++++ RECORDS PROVIDED ++++

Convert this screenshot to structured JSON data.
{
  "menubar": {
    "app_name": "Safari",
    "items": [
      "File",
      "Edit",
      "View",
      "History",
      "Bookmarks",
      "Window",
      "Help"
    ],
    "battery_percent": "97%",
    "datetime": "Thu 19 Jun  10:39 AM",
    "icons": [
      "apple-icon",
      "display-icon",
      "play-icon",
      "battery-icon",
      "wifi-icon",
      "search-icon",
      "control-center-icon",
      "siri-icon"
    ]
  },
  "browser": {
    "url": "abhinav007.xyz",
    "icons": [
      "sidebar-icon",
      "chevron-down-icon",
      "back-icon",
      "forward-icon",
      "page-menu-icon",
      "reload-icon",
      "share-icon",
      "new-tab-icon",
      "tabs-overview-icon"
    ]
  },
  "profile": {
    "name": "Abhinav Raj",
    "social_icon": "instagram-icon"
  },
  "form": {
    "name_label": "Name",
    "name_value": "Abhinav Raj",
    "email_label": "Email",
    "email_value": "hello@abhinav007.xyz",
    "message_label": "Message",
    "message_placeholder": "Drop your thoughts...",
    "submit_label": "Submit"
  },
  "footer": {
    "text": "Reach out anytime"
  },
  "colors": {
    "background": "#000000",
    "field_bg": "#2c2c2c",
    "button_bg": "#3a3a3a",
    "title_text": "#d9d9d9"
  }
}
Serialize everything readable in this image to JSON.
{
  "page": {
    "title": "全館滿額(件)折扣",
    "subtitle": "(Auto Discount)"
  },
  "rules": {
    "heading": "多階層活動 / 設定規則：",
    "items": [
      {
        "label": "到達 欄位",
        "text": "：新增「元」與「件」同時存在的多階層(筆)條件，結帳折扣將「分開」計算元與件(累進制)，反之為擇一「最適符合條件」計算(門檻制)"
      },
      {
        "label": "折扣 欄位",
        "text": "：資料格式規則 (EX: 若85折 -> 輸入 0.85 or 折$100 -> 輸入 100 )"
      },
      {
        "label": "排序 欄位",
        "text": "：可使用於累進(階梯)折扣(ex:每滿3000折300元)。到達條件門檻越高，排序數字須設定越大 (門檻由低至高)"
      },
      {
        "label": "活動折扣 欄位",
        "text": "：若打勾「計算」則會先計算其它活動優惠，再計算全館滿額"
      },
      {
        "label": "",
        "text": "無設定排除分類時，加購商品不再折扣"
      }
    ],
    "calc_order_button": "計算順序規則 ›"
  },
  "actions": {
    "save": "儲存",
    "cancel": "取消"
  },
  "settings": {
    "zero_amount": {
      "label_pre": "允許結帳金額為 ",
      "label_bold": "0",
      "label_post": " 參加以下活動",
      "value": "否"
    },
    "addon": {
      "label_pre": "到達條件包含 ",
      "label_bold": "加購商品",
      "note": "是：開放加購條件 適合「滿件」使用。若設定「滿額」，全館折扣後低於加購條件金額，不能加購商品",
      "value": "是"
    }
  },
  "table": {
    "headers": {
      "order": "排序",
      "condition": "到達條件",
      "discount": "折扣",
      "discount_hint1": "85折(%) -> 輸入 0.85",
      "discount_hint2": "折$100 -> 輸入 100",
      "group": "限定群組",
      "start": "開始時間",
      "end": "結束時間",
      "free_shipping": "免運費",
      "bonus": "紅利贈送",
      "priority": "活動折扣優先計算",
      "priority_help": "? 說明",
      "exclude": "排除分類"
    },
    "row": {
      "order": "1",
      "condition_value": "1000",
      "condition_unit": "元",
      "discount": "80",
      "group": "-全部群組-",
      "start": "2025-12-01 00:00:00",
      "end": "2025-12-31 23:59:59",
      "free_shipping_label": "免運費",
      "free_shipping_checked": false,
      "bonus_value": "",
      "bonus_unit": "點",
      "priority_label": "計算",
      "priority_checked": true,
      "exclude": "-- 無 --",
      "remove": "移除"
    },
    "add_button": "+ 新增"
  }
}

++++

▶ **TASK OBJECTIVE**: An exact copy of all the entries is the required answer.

▶ **WRITTEN ANSWER**:
Convert this screenshot to structured JSON data.
{
  "menubar": {
    "app_name": "Safari",
    "items": [
      "File",
      "Edit",
      "View",
      "History",
      "Bookmarks",
      "Window",
      "Help"
    ],
    "battery_percent": "97%",
    "datetime": "Thu 19 Jun  10:39 AM",
    "icons": [
      "apple-icon",
      "display-icon",
      "play-icon",
      "battery-icon",
      "wifi-icon",
      "search-icon",
      "control-center-icon",
      "siri-icon"
    ]
  },
  "browser": {
    "url": "abhinav007.xyz",
    "icons": [
      "sidebar-icon",
      "chevron-down-icon",
      "back-icon",
      "forward-icon",
      "page-menu-icon",
      "reload-icon",
      "share-icon",
      "new-tab-icon",
      "tabs-overview-icon"
    ]
  },
  "profile": {
    "name": "Abhinav Raj",
    "social_icon": "instagram-icon"
  },
  "form": {
    "name_label": "Name",
    "name_value": "Abhinav Raj",
    "email_label": "Email",
    "email_value": "hello@abhinav007.xyz",
    "message_label": "Message",
    "message_placeholder": "Drop your thoughts...",
    "submit_label": "Submit"
  },
  "footer": {
    "text": "Reach out anytime"
  },
  "colors": {
    "background": "#000000",
    "field_bg": "#2c2c2c",
    "button_bg": "#3a3a3a",
    "title_text": "#d9d9d9"
  }
}
Serialize everything readable in this image to JSON.
{
  "page": {
    "title": "全館滿額(件)折扣",
    "subtitle": "(Auto Discount)"
  },
  "rules": {
    "heading": "多階層活動 / 設定規則：",
    "items": [
      {
        "label": "到達 欄位",
        "text": "：新增「元」與「件」同時存在的多階層(筆)條件，結帳折扣將「分開」計算元與件(累進制)，反之為擇一「最適符合條件」計算(門檻制)"
      },
      {
        "label": "折扣 欄位",
        "text": "：資料格式規則 (EX: 若85折 -> 輸入 0.85 or 折$100 -> 輸入 100 )"
      },
      {
        "label": "排序 欄位",
        "text": "：可使用於累進(階梯)折扣(ex:每滿3000折300元)。到達條件門檻越高，排序數字須設定越大 (門檻由低至高)"
      },
      {
        "label": "活動折扣 欄位",
        "text": "：若打勾「計算」則會先計算其它活動優惠，再計算全館滿額"
      },
      {
        "label": "",
        "text": "無設定排除分類時，加購商品不再折扣"
      }
    ],
    "calc_order_button": "計算順序規則 ›"
  },
  "actions": {
    "save": "儲存",
    "cancel": "取消"
  },
  "settings": {
    "zero_amount": {
      "label_pre": "允許結帳金額為 ",
      "label_bold": "0",
      "label_post": " 參加以下活動",
      "value": "否"
    },
    "addon": {
      "label_pre": "到達條件包含 ",
      "label_bold": "加購商品",
      "note": "是：開放加購條件 適合「滿件」使用。若設定「滿額」，全館折扣後低於加購條件金額，不能加購商品",
      "value": "是"
    }
  },
  "table": {
    "headers": {
      "order": "排序",
      "condition": "到達條件",
      "discount": "折扣",
      "discount_hint1": "85折(%) -> 輸入 0.85",
      "discount_hint2": "折$100 -> 輸入 100",
      "group": "限定群組",
      "start": "開始時間",
      "end": "結束時間",
      "free_shipping": "免運費",
      "bonus": "紅利贈送",
      "priority": "活動折扣優先計算",
      "priority_help": "? 說明",
      "exclude": "排除分類"
    },
    "row": {
      "order": "1",
      "condition_value": "1000",
      "condition_unit": "元",
      "discount": "80",
      "group": "-全部群組-",
      "start": "2025-12-01 00:00:00",
      "end": "2025-12-31 23:59:59",
      "free_shipping_label": "免運費",
      "free_shipping_checked": false,
      "bonus_value": "",
      "bonus_unit": "點",
      "priority_label": "計算",
      "priority_checked": true,
      "exclude": "-- 無 --",
      "remove": "移除"
    },
    "add_button": "+ 新增"
  }
}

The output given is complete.